[Opening DATA SHOWN section]
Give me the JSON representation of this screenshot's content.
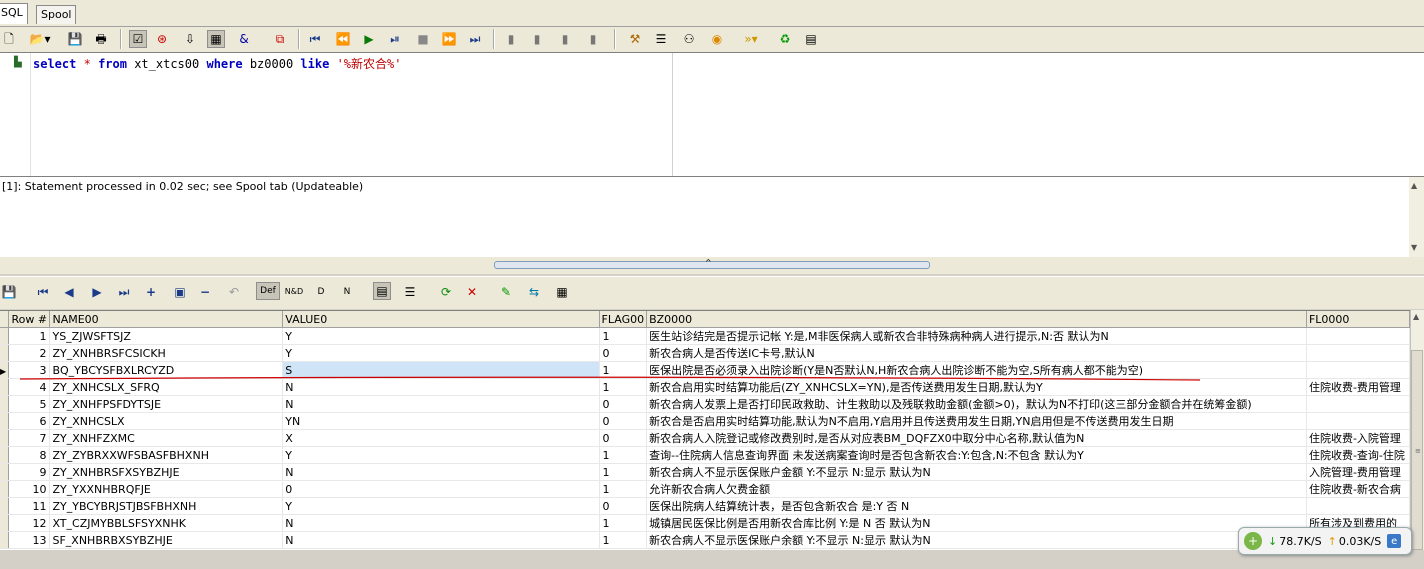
{
  "tabs": [
    {
      "label": "SQL",
      "active": true
    },
    {
      "label": "Spool",
      "active": false
    }
  ],
  "toolbar": {
    "icons": [
      "new-icon",
      "open-icon",
      "save-icon",
      "print-icon",
      "options-icon",
      "explain-icon",
      "commit-icon",
      "query-builder-icon",
      "find-icon",
      "window-icon",
      "first-icon",
      "prev-icon",
      "run-icon",
      "run-step-icon",
      "stop-icon",
      "next-icon",
      "last-icon",
      "doc1-icon",
      "doc2-icon",
      "doc3-icon",
      "doc4-icon",
      "tools-icon",
      "list-icon",
      "binoculars-icon",
      "spinner-icon",
      "bookmark-icon",
      "recycle-icon",
      "grid-icon"
    ]
  },
  "editor": {
    "kw_select": "select",
    "star": "*",
    "kw_from": "from",
    "table": "xt_xtcs00",
    "kw_where": "where",
    "column": "bz0000",
    "kw_like": "like",
    "pattern": "'%新农合%'"
  },
  "message": "[1]: Statement processed in 0.02 sec; see Spool tab (Updateable)",
  "grid": {
    "columns": [
      "Row #",
      "NAME00",
      "VALUE0",
      "FLAG00",
      "BZ0000",
      "FL0000"
    ],
    "rows": [
      {
        "n": "1",
        "name": "YS_ZJWSFTSJZ",
        "value": "Y",
        "flag": "1",
        "bz": "医生站诊结完是否提示记帐 Y:是,M非医保病人或新农合非特殊病种病人进行提示,N:否 默认为N",
        "fl": ""
      },
      {
        "n": "2",
        "name": "ZY_XNHBRSFCSICKH",
        "value": "Y",
        "flag": "0",
        "bz": "新农合病人是否传送IC卡号,默认N",
        "fl": ""
      },
      {
        "n": "3",
        "name": "BQ_YBCYSFBXLRCYZD",
        "value": "S",
        "flag": "1",
        "bz": "医保出院是否必须录入出院诊断(Y是N否默认N,H新农合病人出院诊断不能为空,S所有病人都不能为空)",
        "fl": ""
      },
      {
        "n": "4",
        "name": "ZY_XNHCSLX_SFRQ",
        "value": "N",
        "flag": "1",
        "bz": "新农合启用实时结算功能后(ZY_XNHCSLX=YN),是否传送费用发生日期,默认为Y",
        "fl": "住院收费-费用管理"
      },
      {
        "n": "5",
        "name": "ZY_XNHFPSFDYTSJE",
        "value": "N",
        "flag": "0",
        "bz": "新农合病人发票上是否打印民政救助、计生救助以及残联救助金额(金额>0)，默认为N不打印(这三部分金额合并在统筹金额)",
        "fl": ""
      },
      {
        "n": "6",
        "name": "ZY_XNHCSLX",
        "value": "YN",
        "flag": "0",
        "bz": "新农合是否启用实时结算功能,默认为N不启用,Y启用并且传送费用发生日期,YN启用但是不传送费用发生日期",
        "fl": ""
      },
      {
        "n": "7",
        "name": "ZY_XNHFZXMC",
        "value": "X",
        "flag": "0",
        "bz": "新农合病人入院登记或修改费别时,是否从对应表BM_DQFZX0中取分中心名称,默认值为N",
        "fl": "住院收费-入院管理"
      },
      {
        "n": "8",
        "name": "ZY_ZYBRXXWFSBASFBHXNH",
        "value": "Y",
        "flag": "1",
        "bz": "查询--住院病人信息查询界面 未发送病案查询时是否包含新农合:Y:包含,N:不包含 默认为Y",
        "fl": "住院收费-查询-住院"
      },
      {
        "n": "9",
        "name": "ZY_XNHBRSFXSYBZHJE",
        "value": "N",
        "flag": "1",
        "bz": "新农合病人不显示医保账户金额 Y:不显示 N:显示 默认为N",
        "fl": "入院管理-费用管理"
      },
      {
        "n": "10",
        "name": "ZY_YXXNHBRQFJE",
        "value": "0",
        "flag": "1",
        "bz": "允许新农合病人欠费金额",
        "fl": "住院收费-新农合病"
      },
      {
        "n": "11",
        "name": "ZY_YBCYBRJSTJBSFBHXNH",
        "value": "Y",
        "flag": "0",
        "bz": "医保出院病人结算统计表，是否包含新农合 是:Y 否 N",
        "fl": ""
      },
      {
        "n": "12",
        "name": "XT_CZJMYBBLSFSYXNHK",
        "value": "N",
        "flag": "1",
        "bz": "城镇居民医保比例是否用新农合库比例 Y:是 N 否 默认为N",
        "fl": "所有涉及到费用的"
      },
      {
        "n": "13",
        "name": "SF_XNHBRBXSYBZHJE",
        "value": "N",
        "flag": "1",
        "bz": "新农合病人不显示医保账户余额 Y:不显示 N:显示 默认为N",
        "fl": ""
      }
    ]
  },
  "net": {
    "down": "78.7K/S",
    "up": "0.03K/S"
  },
  "colors": {
    "accent": "#0000c0",
    "annotation": "#cc0000",
    "selection": "#cfe4f7"
  }
}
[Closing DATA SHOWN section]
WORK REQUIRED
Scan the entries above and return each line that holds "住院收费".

FINISHED EXERCISE
        "fl": "住院收费-费用管理"
        "fl": "住院收费-入院管理"
        "fl": "住院收费-查询-住院"
        "fl": "住院收费-新农合病"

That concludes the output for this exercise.